Army not equipped for crime

Dr Llewellyn MacMaster, chairperson, United Public Safety Front (UPSF)

In recent months there has been a call from a certain political party to the government to deploy members of the South African National Defence Force (SANDF) to Cape Flats communities to combat gangsterism.

The UPSF does not support this call to deploy the army in communities.

We note the comments of the head of the SANDF that they are not trained in policing gangs and we support this. As civil society we should not be inviting the army into civilian life.

History is replete with examples of armies becoming comfortable with governing civilian life in peacetime.

The soldiers are trained in the doctrine of military warfare.

Soldiers therefore are not equipped to perform policing functions.

Neither are soldiers trained in the legal principles of criminal law and procedure to assist the South African Police Service (SAPS) to investigate and prevent crime.

Rather than calling for the deployment of the SANDF on the streets in the Cape Flats, much work can be done by all levels of government to increase the deployment of law enforcement officials in our communities.

The government, and especially the police should also work harder to cultivate better trust relationships with communities to improve community policing and cultivate a supportive professional police service in areas affected by high levels of gangsterism and crime.

Government at all levels should also ensure that the criminal justice system becomes an effective machinery to arrest the scourge of gang violence.

Many more dedicated resources must be committed by departments at all levels in the government to combat gang violence.

The UPSF rejects short-term, knee-jerk responses to combating the complex problems of gangs on the Cape Flats.

The deployment of the SANDF to Cape Flats communities is the wrong one and will not be supported.

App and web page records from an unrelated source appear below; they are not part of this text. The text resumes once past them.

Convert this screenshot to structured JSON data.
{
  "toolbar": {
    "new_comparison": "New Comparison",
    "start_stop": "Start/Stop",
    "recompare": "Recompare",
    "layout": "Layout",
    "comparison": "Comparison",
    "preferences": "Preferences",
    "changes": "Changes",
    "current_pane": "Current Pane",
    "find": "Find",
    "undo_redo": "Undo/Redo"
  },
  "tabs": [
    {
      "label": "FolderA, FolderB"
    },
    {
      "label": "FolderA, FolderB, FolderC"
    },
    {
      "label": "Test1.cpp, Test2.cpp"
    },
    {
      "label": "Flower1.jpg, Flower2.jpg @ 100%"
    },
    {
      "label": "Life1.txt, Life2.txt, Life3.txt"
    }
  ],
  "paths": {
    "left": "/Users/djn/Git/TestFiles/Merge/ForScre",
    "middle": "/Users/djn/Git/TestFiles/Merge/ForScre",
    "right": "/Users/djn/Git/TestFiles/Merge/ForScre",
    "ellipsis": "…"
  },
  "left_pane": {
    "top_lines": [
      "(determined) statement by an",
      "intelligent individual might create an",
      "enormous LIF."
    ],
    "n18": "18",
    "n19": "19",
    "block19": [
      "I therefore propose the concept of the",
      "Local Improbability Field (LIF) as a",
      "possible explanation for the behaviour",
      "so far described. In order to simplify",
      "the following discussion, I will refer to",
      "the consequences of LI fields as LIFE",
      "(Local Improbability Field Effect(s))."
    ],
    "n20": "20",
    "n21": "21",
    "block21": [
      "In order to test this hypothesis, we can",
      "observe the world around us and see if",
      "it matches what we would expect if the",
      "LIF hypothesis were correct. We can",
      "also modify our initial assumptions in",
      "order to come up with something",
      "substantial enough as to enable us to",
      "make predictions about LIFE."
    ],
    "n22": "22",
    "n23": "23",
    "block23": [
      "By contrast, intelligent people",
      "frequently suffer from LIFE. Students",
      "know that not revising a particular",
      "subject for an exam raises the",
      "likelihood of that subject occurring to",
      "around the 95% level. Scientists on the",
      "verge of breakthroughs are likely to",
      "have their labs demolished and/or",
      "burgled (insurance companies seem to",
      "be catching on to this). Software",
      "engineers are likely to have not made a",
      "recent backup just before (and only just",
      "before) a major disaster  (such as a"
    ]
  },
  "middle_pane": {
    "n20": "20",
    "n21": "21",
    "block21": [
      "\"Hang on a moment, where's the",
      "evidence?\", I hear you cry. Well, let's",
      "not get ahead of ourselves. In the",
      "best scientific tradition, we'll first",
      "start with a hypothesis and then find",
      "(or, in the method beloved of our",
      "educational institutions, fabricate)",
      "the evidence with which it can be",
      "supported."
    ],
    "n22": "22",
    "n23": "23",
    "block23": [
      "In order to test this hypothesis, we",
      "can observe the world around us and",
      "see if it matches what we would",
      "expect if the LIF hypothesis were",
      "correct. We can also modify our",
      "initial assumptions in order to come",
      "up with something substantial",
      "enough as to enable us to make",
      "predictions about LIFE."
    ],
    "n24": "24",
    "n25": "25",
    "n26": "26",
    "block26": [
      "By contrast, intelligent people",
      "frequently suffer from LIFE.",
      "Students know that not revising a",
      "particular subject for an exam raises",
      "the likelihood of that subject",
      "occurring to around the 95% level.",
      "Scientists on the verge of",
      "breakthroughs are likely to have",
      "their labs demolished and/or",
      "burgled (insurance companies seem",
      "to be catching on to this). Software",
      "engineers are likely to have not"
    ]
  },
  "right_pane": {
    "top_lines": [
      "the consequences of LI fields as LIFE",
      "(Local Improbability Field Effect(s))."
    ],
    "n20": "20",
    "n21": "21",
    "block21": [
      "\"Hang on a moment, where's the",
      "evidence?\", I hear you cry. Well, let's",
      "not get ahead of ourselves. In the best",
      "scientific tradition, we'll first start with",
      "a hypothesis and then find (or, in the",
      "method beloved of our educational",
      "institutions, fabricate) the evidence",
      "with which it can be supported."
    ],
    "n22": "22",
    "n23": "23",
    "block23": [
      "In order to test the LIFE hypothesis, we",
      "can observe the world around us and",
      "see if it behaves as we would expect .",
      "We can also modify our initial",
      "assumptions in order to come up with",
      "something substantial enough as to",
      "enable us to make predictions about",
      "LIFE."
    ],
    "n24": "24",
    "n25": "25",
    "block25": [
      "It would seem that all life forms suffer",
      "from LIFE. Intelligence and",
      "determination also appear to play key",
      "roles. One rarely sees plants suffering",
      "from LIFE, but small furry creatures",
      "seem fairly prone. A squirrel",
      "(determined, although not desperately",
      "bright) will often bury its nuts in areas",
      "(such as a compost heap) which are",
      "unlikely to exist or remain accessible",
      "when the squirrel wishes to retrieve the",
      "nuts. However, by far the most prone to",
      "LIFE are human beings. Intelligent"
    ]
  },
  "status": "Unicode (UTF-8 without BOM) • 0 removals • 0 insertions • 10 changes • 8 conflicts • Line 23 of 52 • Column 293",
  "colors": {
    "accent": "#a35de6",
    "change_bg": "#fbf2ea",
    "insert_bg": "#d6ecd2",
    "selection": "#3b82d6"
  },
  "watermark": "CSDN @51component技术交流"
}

Instead, we call on the Civilian Secretariat for Police to embark on a public education programme with the aim of building better trust between the police and the community.

See page 4